Anti-inflammatory drugs and pain medications may help reduce the pain and inflammation seen in dogs with arthritis. If you suspect your dog has arthritis, consult with your vet for medication.
Anal Gland Problems
As discussed earlier, going up the stairs often puts pressure and tightens the dog's skin as the dog moves. Another issue that can elicit a pain response when a dog is walking up the stairs is an anal gland problem.
Dogs have anal glands around their rectum which are meant to drain fluids. It takes firm stools to be passed in order for these fluids to be successfully excreted for such glands, so sometimes if a dog's stools happen to be too much on the soft side, the dog's anal glands end up getting clogged.
Affected dogs often keep their tail down, as raising the tail upward can cause pain, they may lick their bottoms and feel uncomfortable sitting down. A dog scooting after having diarrhea or after having soft stools is another sign.
Fortunately, in many cases clogged anal glands in dogs just need to be squeezed and a veterinarian, veterinary technician or a groomer may do this. The procedure is called "anal gland expression" and dogs often feel immediate relief. Dogs who have impacted anal glands with an infection may require a course of antibiotics.
A Pulled Muscle
Sometimes a pulled muscle may cause a dog to be sore for a few days, and going up the stairs can exacerbate the pain. The pulled muscle may have happened when the dog romped at the dog park, jumped to play with a Frisbee or any other high-impact activity that can cause muscles to become sore. A dog may also pull a muscle by bumping into some object inside the house, explains veterinarian Dr. K.
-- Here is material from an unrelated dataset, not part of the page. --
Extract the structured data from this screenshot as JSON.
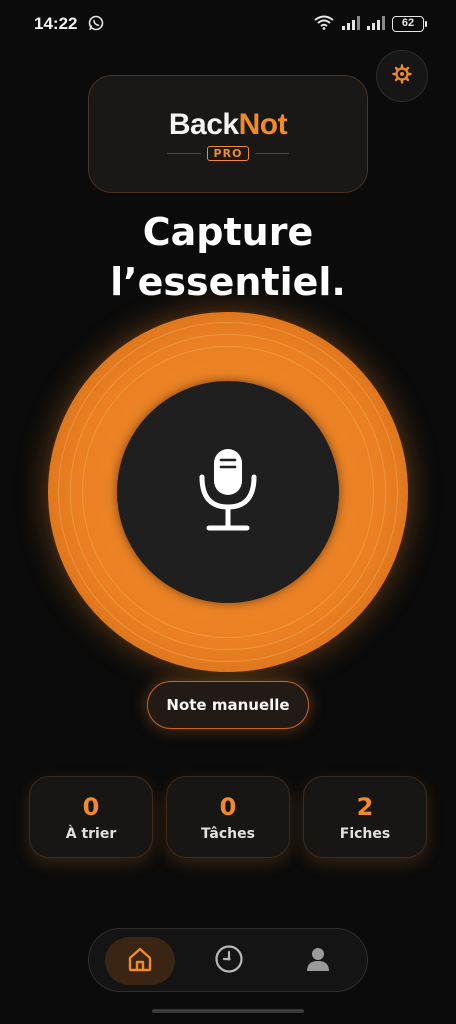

Often, all the dog needs to feel better is some rest and the soreness should decrease and the dog should be getting better in a few days. However, if the pain seems to persist or increase, it's best to see the vet.
There are other possible problems in a dog refusing to climb stairs such as strained muscles, bruised bones, torn ligaments or tendons and even some serious issues such as swollen lymph nodes and fluid in the chest.
In some cases, dogs may stop climbing the stairs because they are weak either from anemia, low blood sugar, imbalances of electrolytes or other underlying problems. Vision problems can also make a dog reluctant to climb stairs.
And of course, then there are behavioral causes, such as dogs scared of stairs for the simple fact that they are frightened. Perhaps, the dog had a negative experience or started associating the stairs with some scary stimulus.
Because of these many possibilities, it is important to see the vet. Your vet will likely ask you about your dog's symptoms and may palpate your dog all over to determine the source of pain. X-rays may sometimes be needed to identify the underlying cause. Treatment obviously varies depending on the vet's findings.